As his nutrition continued to evolve, he decided to cut out most meats and stick to pescetarianism.
“Now I only eat fish–no chicken, no turkey, just fish. I get all my protein from fish and egg whites,” he told Shareguide.com in 2003.
He also cut out dairy altogether, and was a big proponent of drinking water and taking natural supplements.
“[I take] about 40 or 50 [supplements] a day,” he said in the interview. “Everything from A to Z. Ninety percent of them are natural, as much as I can take. I take enzymes, I take herbs, the whole bit!”
But again, while there many different ideas on how to optimize your nutrition, everyone not named Colonel Sanders agrees it doesn’t get handed to you through a drive-thru window. Lalanne was adamant about eliminating junk from people’s diets.
“Look how many Americans got up this morning with a cup of coffee, a cigarette, and a donut,” he told Dateline as he was approaching his 80th birthday. “And they wonder why they’re sick and tired and they’re all screwed up, and why they look lousy, and why they’re not successful in life. They put the wrong fuel in this human machine.”
Again, Lalanne minced vegetables, not words.
“Exercise is king. Nutrition is queen. Put them together and you’ve got a kingdom.”
Jack Lalanne spent the better part of his golden years defying everything people thought about age and limitations. No one would ever call Lalanne a bully, but he humiliated Father Time all over the world longer than anyone ever has. If the two of them went to the same school, Father Time would have been walking home with a fresh wedgie every single day.
So what did Lalanne do to commemorate his apparent immortality? A whole lot, actually. He made it a point to mark various years with outrageous feats of strength and fitness. These are stunts that would be tough for an average group of twenty-year-olds to accomplish together, and Lalanne was able to do them himself.

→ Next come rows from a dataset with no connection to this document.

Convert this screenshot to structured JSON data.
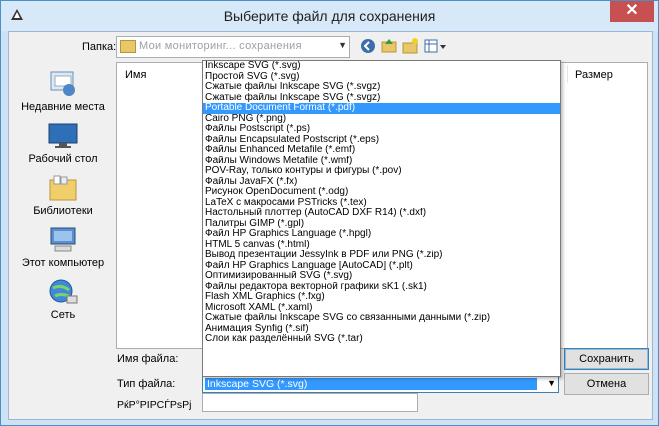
{
  "window": {
    "title": "Выберите файл для сохранения",
    "close_glyph": "✕"
  },
  "folder": {
    "label": "Папка:",
    "value": "Мои мониторинг... сохранения"
  },
  "places": [
    {
      "label": "Недавние места",
      "icon": "recent-places-icon"
    },
    {
      "label": "Рабочий стол",
      "icon": "desktop-icon"
    },
    {
      "label": "Библиотеки",
      "icon": "libraries-icon"
    },
    {
      "label": "Этот компьютер",
      "icon": "computer-icon"
    },
    {
      "label": "Сеть",
      "icon": "network-icon"
    }
  ],
  "list": {
    "col_name": "Имя",
    "col_size": "Размер"
  },
  "form": {
    "filename_label": "Имя файла:",
    "filetype_label": "Тип файла:",
    "filetype_value": "Inkscape SVG (*.svg)",
    "extra_label": "РќР°РІРСЃРѕРј",
    "save_button": "Сохранить",
    "cancel_button": "Отмена"
  },
  "filetypes": [
    "Inkscape SVG (*.svg)",
    "Простой SVG (*.svg)",
    "Сжатые файлы Inkscape SVG (*.svgz)",
    "Сжатые файлы Inkscape SVG (*.svgz)",
    "Portable Document Format (*.pdf)",
    "Cairo PNG (*.png)",
    "Файлы Postscript (*.ps)",
    "Файлы Encapsulated Postscript (*.eps)",
    "Файлы Enhanced Metafile (*.emf)",
    "Файлы Windows Metafile (*.wmf)",
    "POV-Ray, только контуры и фигуры (*.pov)",
    "Файлы JavaFX (*.fx)",
    "Рисунок OpenDocument (*.odg)",
    "LaTeX с макросами PSTricks (*.tex)",
    "Настольный плоттер (AutoCAD DXF R14) (*.dxf)",
    "Палитры GIMP (*.gpl)",
    "Файл HP Graphics Language (*.hpgl)",
    "HTML 5 canvas (*.html)",
    "Вывод презентации JessyInk в PDF или PNG (*.zip)",
    "Файл HP Graphics Language [AutoCAD] (*.plt)",
    "Оптимизированный SVG (*.svg)",
    "Файлы редактора векторной графики sK1 (.sk1)",
    "Flash XML Graphics (*.fxg)",
    "Microsoft XAML (*.xaml)",
    "Сжатые файлы Inkscape SVG со связанными данными (*.zip)",
    "Анимация Synfig (*.sif)",
    "Слои как разделённый SVG (*.tar)"
  ],
  "selected_filetype_index": 4
}
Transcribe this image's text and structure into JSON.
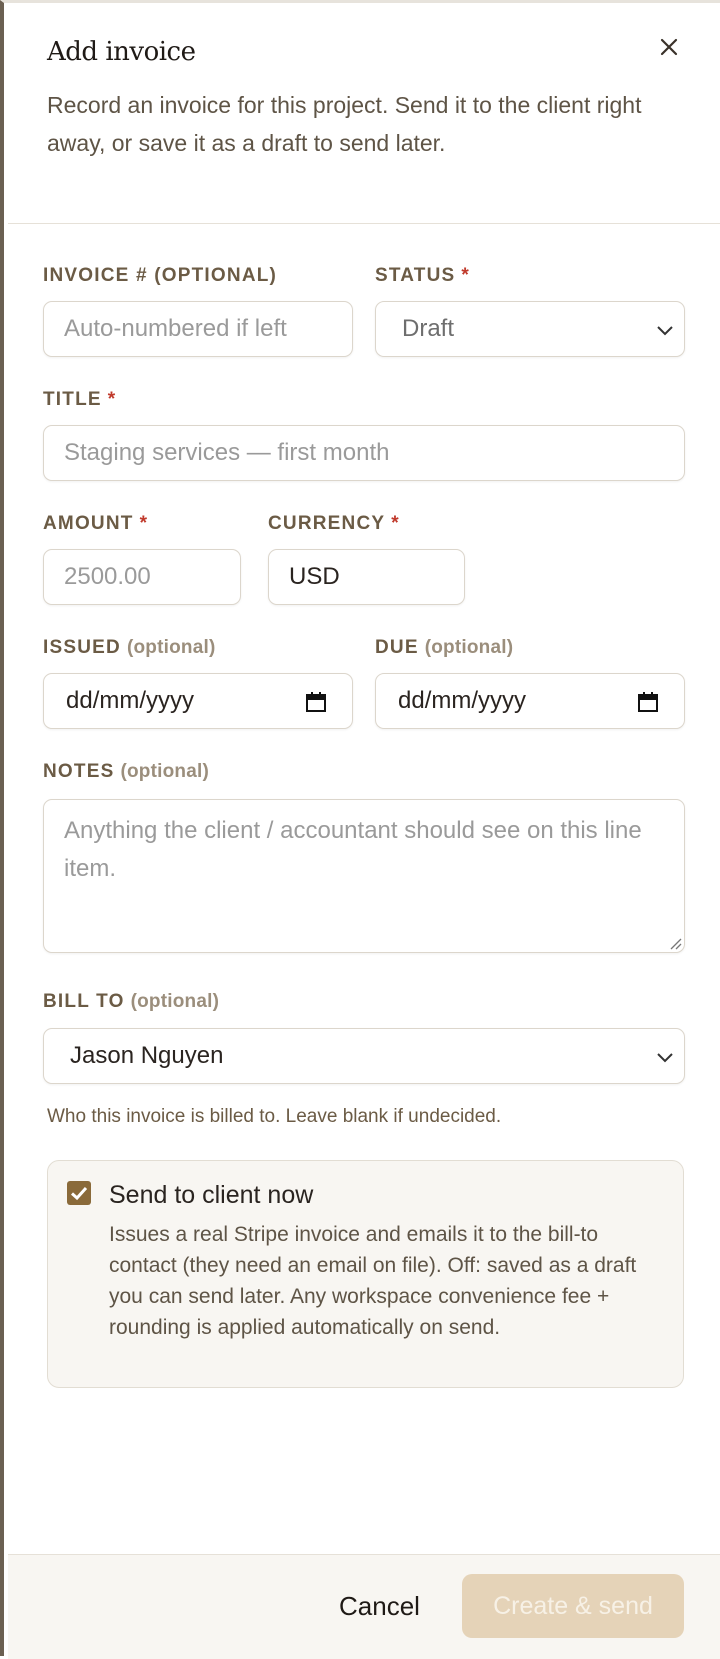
{
  "header": {
    "title": "Add invoice",
    "subtitle": "Record an invoice for this project. Send it to the client right away, or save it as a draft to send later."
  },
  "form": {
    "invoice_number": {
      "label": "INVOICE # (OPTIONAL)",
      "placeholder": "Auto-numbered if left"
    },
    "status": {
      "label": "STATUS",
      "required_mark": "*",
      "value": "Draft"
    },
    "title": {
      "label": "TITLE",
      "required_mark": "*",
      "placeholder": "Staging services — first month"
    },
    "amount": {
      "label": "AMOUNT",
      "required_mark": "*",
      "placeholder": "2500.00"
    },
    "currency": {
      "label": "CURRENCY",
      "required_mark": "*",
      "value": "USD"
    },
    "issued": {
      "label": "ISSUED",
      "optional": "(optional)",
      "placeholder": "dd/mm/yyyy"
    },
    "due": {
      "label": "DUE",
      "optional": "(optional)",
      "placeholder": "dd/mm/yyyy"
    },
    "notes": {
      "label": "NOTES",
      "optional": "(optional)",
      "placeholder": "Anything the client / accountant should see on this line item."
    },
    "bill_to": {
      "label": "BILL TO",
      "optional": "(optional)",
      "value": "Jason Nguyen",
      "help": "Who this invoice is billed to. Leave blank if undecided."
    }
  },
  "send_option": {
    "checked": true,
    "title": "Send to client now",
    "description": "Issues a real Stripe invoice and emails it to the bill-to contact (they need an email on file). Off: saved as a draft you can send later. Any workspace convenience fee + rounding is applied automatically on send."
  },
  "footer": {
    "cancel_label": "Cancel",
    "create_label": "Create & send"
  },
  "colors": {
    "accent": "#8a6a3a",
    "label": "#6b5b45",
    "required": "#c0392b",
    "primary_button_disabled": "#e5d3b8"
  }
}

Here’s a sample of his best work, courtesy of Newser.com:
1955, age 41: Swam from Alcatraz Island to Fisherman’s Wharf—a distance of 1.23 miles—while handcuffed.
1957, age 43: Swam the Golden Gate channel while towing a cabin cruiser … which weighed 2,500 pounds. The one-mile swim turned into a six-and-a-half-mile journey thanks to ocean currents.
1958, age 44: Paddle boarded nonstop for nine-and-a-half hours—a 30-mile trip.
1974, age 60: He repeated his 1955 Alcatraz stunt, but in addition to the handcuffs he was also shackled … and towing a 1,000-pound boat.
1976, age 62: To celebrate the US Bicentennial, he swam one mile—again shackled and handcuffed—while towing 13 boats (symbolizing the 13 original colonies) with 76 people on board.
Then on his 70th birthday, Lalanne got back into the water, handcuffed and shackled once again. And because the man enjoyed symbolism as much as a challenge, he towed 70 rowboats with 70 people in them for a full mile. It took over two hours and the waters were between 60 and 70 degrees. He finished with a crowd of people cheering for him, his wife the loudest among them.
But why do it at all? Why not hang up the swim trunks, handcuffs and shackles and call it a career? Possibly because those things look really weird hanging up together. But the real reason is the same Lalanne started spreading his message of fitness all those years ago.
“Jesus had twelve disciples with him, helping him to promote, he explained. “ I’m not comparing myself to Jesus, but I’m just saying, he called attention to his philosophy.”
It’s his philosophy of helping people be their best selves that was his motivation for over 70 years of fitness. But as always, it’s got to come down to you, which he admits can get tougher the older you get.
“You have to work at living, period. You’ve got to train like you are training for an athletic event. Most older people just give up. They think, ‘I’m too old for that,’ because they have an ache here or a pain there. Life is a pain in the butt — you’ve got to work at it.”
Even at 96, it feels like Lalanne left too quickly. There’s a lot more to learn about his life and we encourage you to seek it out, whether for education or inspiration. Here’s a big salute from A Shot of Adrenaline to a true inspiration and innovator, Mr. Jumping Jack himself.